FHWA Should Assess and Compare the Benefits of Projects When Awarding Discretionary Grants
RCED-99-263: Published: Sep 24, 1999. Publicly Released: Sep 24, 1999.
- Full Report:
Pursuant to a congressional request, GAO provided information on the Federal Highway Administration's (FHwA) selection process for awarding discretionary grants, focusing on: (1) determining how FHwA has implemented the requirements specified in the Transportation Equity Act for the 21st Century (TEA-21); and (2) comparing the results of the selection process for fiscal years (FY) 1998-1999 with the results of the selection process for FY 1995 through FY 1997 that GAO previously reported on.
GAO noted that: (1) FHwA has only partially implemented the requirements in TEA-21; (2) FHwA developed and published criteria for selecting projects in 1998 and reported its selections to the House and Senate authorizing committees in 1999; (3) however, with the exception of the Discretionary Bridge Program, FHwA staff do not evaluate or suggest projects on the basis of a comparative analysis of the projects' transportation benefits; (4) GAO's analysis of the process indicates that FHwA staff primarily suggested projects based on their location to ensure an equitable and geographic distribution of funds to the states; (5) FHwA officials asserted that it would not be feasible to compare the benefits of the projects when making selections, especially in the Public Lands Highways and Ferry Boats and Facilities programs, because each project has unique and, therefore, incomparable characteristics; (6) however, this assertion is inconsistent with other FHwA programs that compare and assess the transportation benefits of a wide array of discretionary projects; (7) during the funding cycle for FY 1998 through FY 1999, 98 percent of the projects that the Office of the Administrator selected were projects that the staff had suggested for funding; (8) this contrasts with the selection results in FY 1995 through FY 1997, when the Office of the Administrator selected as little as 59 percent of projects that staff considered promising and most promising; (9) GAO's analysis of the funding results by congressional district for the funding cycle in fiscal years 1998-1999 found that FHwA awarded a slightly disproportionate amount of Public Lands Highways Program funds to projects located in districts with Republican representation; (10) according to FHwA officials, the anomaly in the Public Lands Highways Program is primarily due to statutory direction that the Secretary give preference to projects in states with at least 3 percent of the nation's public lands, that is, western states that have predominately Republican congressional districts; and (11) this result is different from GAO's analysis of that program for FY 1995 through FY 1997, when FHwA awarded a significantly disproportionate amount of funds to projects in districts with Democratic representation.
Recommendation for Executive Action
Status: Closed - Not Implemented
Comments: In November 1999, DOT submitted its 60-day letter to OMB and the Congress indicating that it agreed with GAO's recommendation and that current FHWA procedures already address the recommendation.

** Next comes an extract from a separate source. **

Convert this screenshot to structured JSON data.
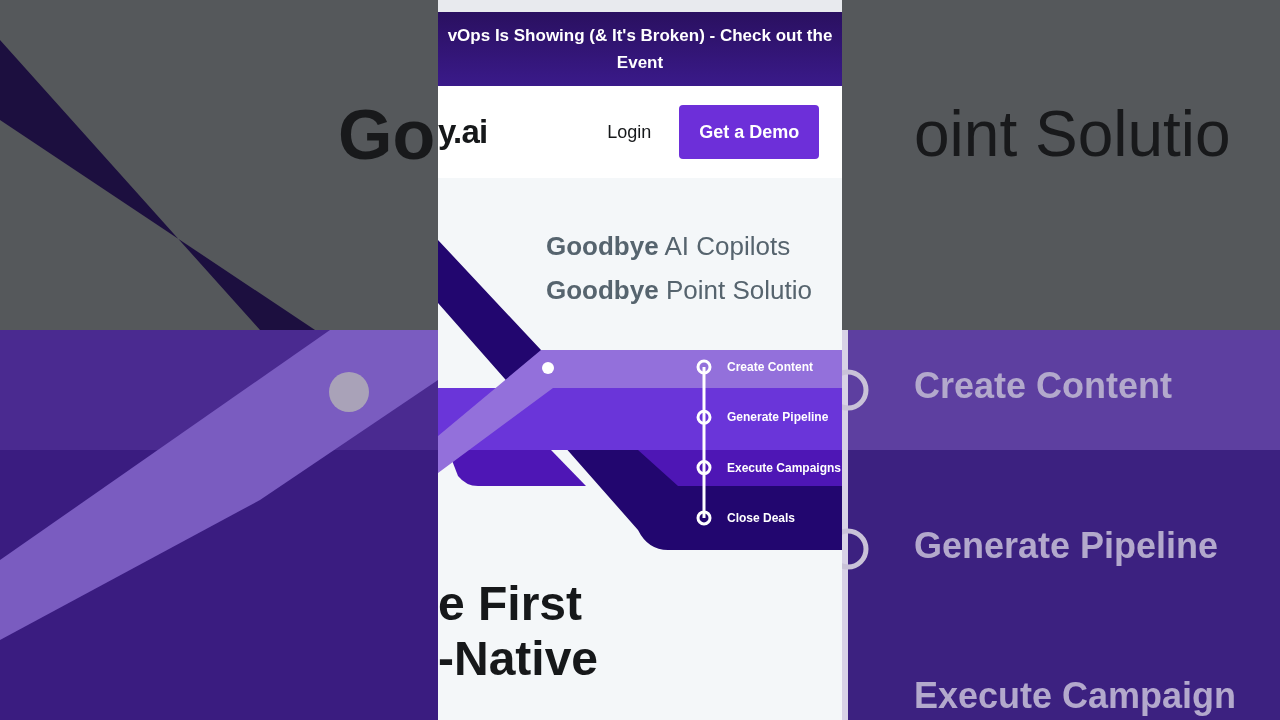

The agency's position is the same as it was during the time of GAO's review. During its review, GAO determined that FHWA's procedures did not assess the relative merits of discretionary transportation projects. In the report, GAO clearly indicated that FHWA's process was not sufficient for identifying and funding the most meritorious transportation projects. The agencies response shows no indication that it plans to make substantive changes to its process for awarding discretionary grants in response to GAO's recommendation.
Recommendation: Given that states' requests for federal discretionary funding greatly exceed available funds, a grant process that measures, compares, and assesses the transportation benefits of projects would help ensure that FHwA funds projects with the greatest transportation benefits. Accordingly, the Secretary of Transportation should direct the Administrator, FHwA, to develop the necessary process and criteria to measure, compare, and assess the transportation benefits of projects before making grant selections as outlined in Executive Order 12893 and emphasized in TEA-21. As a starting point, FHwA should examine the process used by its own Discretionary Bridge Program office as well as other operating administrations within the Department of Transportation to learn how they developed their processes.
Agency Affected: Department of Transportation